Since a faucet is a mechanical object, it is inevitable that it will develop a leak at some point. Some people like the faucet that is already there, even though it might be an older model, while others would rather have a new one installed. When the faucet reaches a certain age and level of corrosion, obtaining replacement parts for it will become increasingly difficult. The majority of the time, it will be less expensive overall to put in a brand new one.
FAQs About Water Leaks
Water can cause the subsurface to swell and warp, and pushing the tile to lift even harder. When excess moisture is present, it could cause mold and mildew growth, eating away the mortar even further.
Water pipe leaks can be just as severe as other forms of pipe leaks, water can physically cause structural damage to a building which can be financially harmful. Health effects include mould and damp problems that could be very harmful to people with respiratory issues such as asthma.
One of the leading causes of leaks is corrosion. Pipes are susceptible to rust as they age. Consider changing your older plumbing system for newer models once you see signs of wear and tear.
You can detect leaks in walls by looking for key signs of water damage, including peeling paint or wallpaper, or patches of discoloration. A musty smell indoors can also indicate a water leak. Pinpoint the exact location of a water leak by using a water meter or cutting into your walls.
Infrared camera – You can also use an infrared camera to detect cold areas in a wall. The wettest areas of a wall will be the coldest and will show up as blue or purple on the camera.
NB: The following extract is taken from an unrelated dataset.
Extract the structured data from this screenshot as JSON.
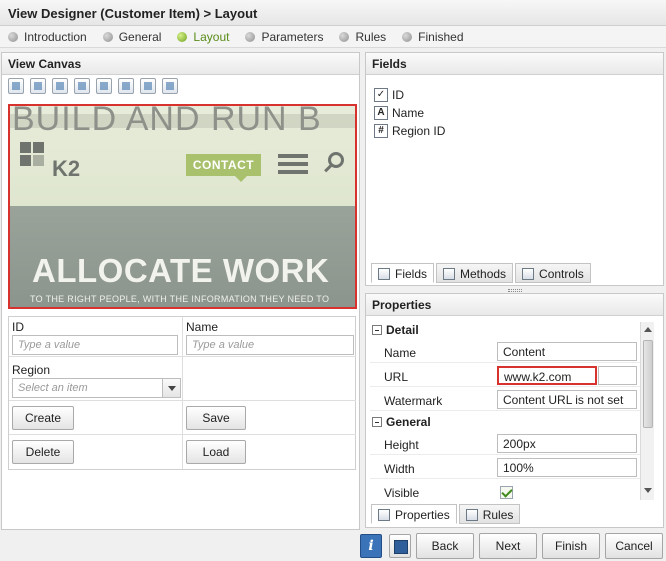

This is another device commonly used by plumbing professionals to detect water leaks inside walls.